YOUR ASSIGNMENT.
The answer is to be the data below, written out in full and exactly.

RECORDS SUPPLIED.
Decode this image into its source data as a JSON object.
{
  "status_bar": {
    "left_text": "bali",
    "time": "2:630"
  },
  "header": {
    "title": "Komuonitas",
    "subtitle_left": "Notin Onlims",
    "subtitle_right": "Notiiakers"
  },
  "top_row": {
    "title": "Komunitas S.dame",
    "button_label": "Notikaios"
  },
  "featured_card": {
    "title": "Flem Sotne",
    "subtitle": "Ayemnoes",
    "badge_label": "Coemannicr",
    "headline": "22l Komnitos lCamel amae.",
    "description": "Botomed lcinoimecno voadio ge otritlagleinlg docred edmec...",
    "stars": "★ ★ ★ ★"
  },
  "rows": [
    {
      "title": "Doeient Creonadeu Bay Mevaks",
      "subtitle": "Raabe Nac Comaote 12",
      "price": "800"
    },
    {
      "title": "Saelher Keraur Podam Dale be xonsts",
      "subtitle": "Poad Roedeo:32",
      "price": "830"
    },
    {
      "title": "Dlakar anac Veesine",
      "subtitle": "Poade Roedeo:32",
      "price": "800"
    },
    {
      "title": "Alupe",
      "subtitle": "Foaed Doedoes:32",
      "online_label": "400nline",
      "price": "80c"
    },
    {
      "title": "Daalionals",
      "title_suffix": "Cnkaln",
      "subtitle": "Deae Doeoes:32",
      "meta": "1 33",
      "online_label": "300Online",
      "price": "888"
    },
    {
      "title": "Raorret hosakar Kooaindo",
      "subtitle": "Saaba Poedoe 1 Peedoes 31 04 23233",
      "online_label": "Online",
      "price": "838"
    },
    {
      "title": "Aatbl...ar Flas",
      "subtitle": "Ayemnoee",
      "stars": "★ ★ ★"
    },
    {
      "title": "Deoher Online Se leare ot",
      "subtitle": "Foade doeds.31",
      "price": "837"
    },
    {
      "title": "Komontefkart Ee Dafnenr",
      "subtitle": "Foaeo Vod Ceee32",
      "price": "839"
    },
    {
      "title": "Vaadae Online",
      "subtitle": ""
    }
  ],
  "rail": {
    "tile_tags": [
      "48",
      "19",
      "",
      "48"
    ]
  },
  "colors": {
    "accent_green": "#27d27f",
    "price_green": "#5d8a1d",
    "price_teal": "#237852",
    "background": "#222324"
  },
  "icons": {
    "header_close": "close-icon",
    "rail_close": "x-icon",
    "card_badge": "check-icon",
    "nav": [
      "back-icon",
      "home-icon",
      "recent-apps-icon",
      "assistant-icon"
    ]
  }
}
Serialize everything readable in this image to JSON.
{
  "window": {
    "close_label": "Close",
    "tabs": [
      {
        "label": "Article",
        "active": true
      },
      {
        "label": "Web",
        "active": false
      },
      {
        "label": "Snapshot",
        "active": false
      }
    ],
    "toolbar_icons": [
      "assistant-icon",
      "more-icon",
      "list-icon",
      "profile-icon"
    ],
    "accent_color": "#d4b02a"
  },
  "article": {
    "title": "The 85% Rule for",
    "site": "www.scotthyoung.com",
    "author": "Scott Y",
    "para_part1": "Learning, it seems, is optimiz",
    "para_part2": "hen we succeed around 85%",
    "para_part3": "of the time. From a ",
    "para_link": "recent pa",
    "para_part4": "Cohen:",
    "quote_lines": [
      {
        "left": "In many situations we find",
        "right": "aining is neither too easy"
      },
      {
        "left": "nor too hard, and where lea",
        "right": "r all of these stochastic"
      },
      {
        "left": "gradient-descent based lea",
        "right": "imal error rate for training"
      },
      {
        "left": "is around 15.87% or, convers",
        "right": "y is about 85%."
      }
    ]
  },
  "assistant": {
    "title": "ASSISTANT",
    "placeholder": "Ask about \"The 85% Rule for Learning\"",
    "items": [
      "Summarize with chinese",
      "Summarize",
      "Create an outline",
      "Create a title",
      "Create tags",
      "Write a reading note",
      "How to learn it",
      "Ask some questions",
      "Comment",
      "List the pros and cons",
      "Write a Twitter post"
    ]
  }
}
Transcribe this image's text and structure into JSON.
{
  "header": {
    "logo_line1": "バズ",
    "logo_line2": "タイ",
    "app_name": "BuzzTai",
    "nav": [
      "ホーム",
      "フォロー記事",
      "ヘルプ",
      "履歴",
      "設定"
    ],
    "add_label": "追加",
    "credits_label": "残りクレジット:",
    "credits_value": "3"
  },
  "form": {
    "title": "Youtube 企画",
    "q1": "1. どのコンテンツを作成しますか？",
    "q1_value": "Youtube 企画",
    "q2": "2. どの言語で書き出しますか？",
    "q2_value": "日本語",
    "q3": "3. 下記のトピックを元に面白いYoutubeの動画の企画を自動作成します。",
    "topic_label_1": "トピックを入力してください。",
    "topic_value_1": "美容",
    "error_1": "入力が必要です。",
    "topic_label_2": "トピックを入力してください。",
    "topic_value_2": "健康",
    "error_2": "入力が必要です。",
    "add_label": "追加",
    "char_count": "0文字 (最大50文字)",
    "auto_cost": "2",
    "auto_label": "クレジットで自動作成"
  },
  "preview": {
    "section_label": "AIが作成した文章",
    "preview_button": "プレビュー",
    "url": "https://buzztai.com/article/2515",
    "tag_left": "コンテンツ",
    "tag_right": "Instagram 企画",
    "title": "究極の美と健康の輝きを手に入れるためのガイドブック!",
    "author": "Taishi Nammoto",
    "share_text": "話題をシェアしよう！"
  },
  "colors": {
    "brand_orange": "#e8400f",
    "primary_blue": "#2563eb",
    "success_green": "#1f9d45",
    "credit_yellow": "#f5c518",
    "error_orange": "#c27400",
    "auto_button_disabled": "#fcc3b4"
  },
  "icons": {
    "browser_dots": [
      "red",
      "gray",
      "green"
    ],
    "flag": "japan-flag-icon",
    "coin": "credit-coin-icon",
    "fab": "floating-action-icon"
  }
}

ANSWER TO THIS PROBLEM.
Decode this image into its source data as a JSON object.
{
  "status_bar": {
    "left_text": "bali",
    "time": "2:630"
  },
  "header": {
    "title": "Komuonitas",
    "subtitle_left": "Notin Onlims",
    "subtitle_right": "Notiiakers"
  },
  "top_row": {
    "title": "Komunitas S.dame",
    "button_label": "Notikaios"
  },
  "featured_card": {
    "title": "Flem Sotne",
    "subtitle": "Ayemnoes",
    "badge_label": "Coemannicr",
    "headline": "22l Komnitos lCamel amae.",
    "description": "Botomed lcinoimecno voadio ge otritlagleinlg docred edmec...",
    "stars": "★ ★ ★ ★"
  },
  "rows": [
    {
      "title": "Doeient Creonadeu Bay Mevaks",
      "subtitle": "Raabe Nac Comaote 12",
      "price": "800"
    },
    {
      "title": "Saelher Keraur Podam Dale be xonsts",
      "subtitle": "Poad Roedeo:32",
      "price": "830"
    },
    {
      "title": "Dlakar anac Veesine",
      "subtitle": "Poade Roedeo:32",
      "price": "800"
    },
    {
      "title": "Alupe",
      "subtitle": "Foaed Doedoes:32",
      "online_label": "400nline",
      "price": "80c"
    },
    {
      "title": "Daalionals",
      "title_suffix": "Cnkaln",
      "subtitle": "Deae Doeoes:32",
      "meta": "1 33",
      "online_label": "300Online",
      "price": "888"
    },
    {
      "title": "Raorret hosakar Kooaindo",
      "subtitle": "Saaba Poedoe 1 Peedoes 31 04 23233",
      "online_label": "Online",
      "price": "838"
    },
    {
      "title": "Aatbl...ar Flas",
      "subtitle": "Ayemnoee",
      "stars": "★ ★ ★"
    },
    {
      "title": "Deoher Online Se leare ot",
      "subtitle": "Foade doeds.31",
      "price": "837"
    },
    {
      "title": "Komontefkart Ee Dafnenr",
      "subtitle": "Foaeo Vod Ceee32",
      "price": "839"
    },
    {
      "title": "Vaadae Online",
      "subtitle": ""
    }
  ],
  "rail": {
    "tile_tags": [
      "48",
      "19",
      "",
      "48"
    ]
  },
  "colors": {
    "accent_green": "#27d27f",
    "price_green": "#5d8a1d",
    "price_teal": "#237852",
    "background": "#222324"
  },
  "icons": {
    "header_close": "close-icon",
    "rail_close": "x-icon",
    "card_badge": "check-icon",
    "nav": [
      "back-icon",
      "home-icon",
      "recent-apps-icon",
      "assistant-icon"
    ]
  }
}
Serialize everything readable in this image to JSON.
{
  "window": {
    "close_label": "Close",
    "tabs": [
      {
        "label": "Article",
        "active": true
      },
      {
        "label": "Web",
        "active": false
      },
      {
        "label": "Snapshot",
        "active": false
      }
    ],
    "toolbar_icons": [
      "assistant-icon",
      "more-icon",
      "list-icon",
      "profile-icon"
    ],
    "accent_color": "#d4b02a"
  },
  "article": {
    "title": "The 85% Rule for",
    "site": "www.scotthyoung.com",
    "author": "Scott Y",
    "para_part1": "Learning, it seems, is optimiz",
    "para_part2": "hen we succeed around 85%",
    "para_part3": "of the time. From a ",
    "para_link": "recent pa",
    "para_part4": "Cohen:",
    "quote_lines": [
      {
        "left": "In many situations we find",
        "right": "aining is neither too easy"
      },
      {
        "left": "nor too hard, and where lea",
        "right": "r all of these stochastic"
      },
      {
        "left": "gradient-descent based lea",
        "right": "imal error rate for training"
      },
      {
        "left": "is around 15.87% or, convers",
        "right": "y is about 85%."
      }
    ]
  },
  "assistant": {
    "title": "ASSISTANT",
    "placeholder": "Ask about \"The 85% Rule for Learning\"",
    "items": [
      "Summarize with chinese",
      "Summarize",
      "Create an outline",
      "Create a title",
      "Create tags",
      "Write a reading note",
      "How to learn it",
      "Ask some questions",
      "Comment",
      "List the pros and cons",
      "Write a Twitter post"
    ]
  }
}
Transcribe this image's text and structure into JSON.
{
  "header": {
    "logo_line1": "バズ",
    "logo_line2": "タイ",
    "app_name": "BuzzTai",
    "nav": [
      "ホーム",
      "フォロー記事",
      "ヘルプ",
      "履歴",
      "設定"
    ],
    "add_label": "追加",
    "credits_label": "残りクレジット:",
    "credits_value": "3"
  },
  "form": {
    "title": "Youtube 企画",
    "q1": "1. どのコンテンツを作成しますか？",
    "q1_value": "Youtube 企画",
    "q2": "2. どの言語で書き出しますか？",
    "q2_value": "日本語",
    "q3": "3. 下記のトピックを元に面白いYoutubeの動画の企画を自動作成します。",
    "topic_label_1": "トピックを入力してください。",
    "topic_value_1": "美容",
    "error_1": "入力が必要です。",
    "topic_label_2": "トピックを入力してください。",
    "topic_value_2": "健康",
    "error_2": "入力が必要です。",
    "add_label": "追加",
    "char_count": "0文字 (最大50文字)",
    "auto_cost": "2",
    "auto_label": "クレジットで自動作成"
  },
  "preview": {
    "section_label": "AIが作成した文章",
    "preview_button": "プレビュー",
    "url": "https://buzztai.com/article/2515",
    "tag_left": "コンテンツ",
    "tag_right": "Instagram 企画",
    "title": "究極の美と健康の輝きを手に入れるためのガイドブック!",
    "author": "Taishi Nammoto",
    "share_text": "話題をシェアしよう！"
  },
  "colors": {
    "brand_orange": "#e8400f",
    "primary_blue": "#2563eb",
    "success_green": "#1f9d45",
    "credit_yellow": "#f5c518",
    "error_orange": "#c27400",
    "auto_button_disabled": "#fcc3b4"
  },
  "icons": {
    "browser_dots": [
      "red",
      "gray",
      "green"
    ],
    "flag": "japan-flag-icon",
    "coin": "credit-coin-icon",
    "fab": "floating-action-icon"
  }
}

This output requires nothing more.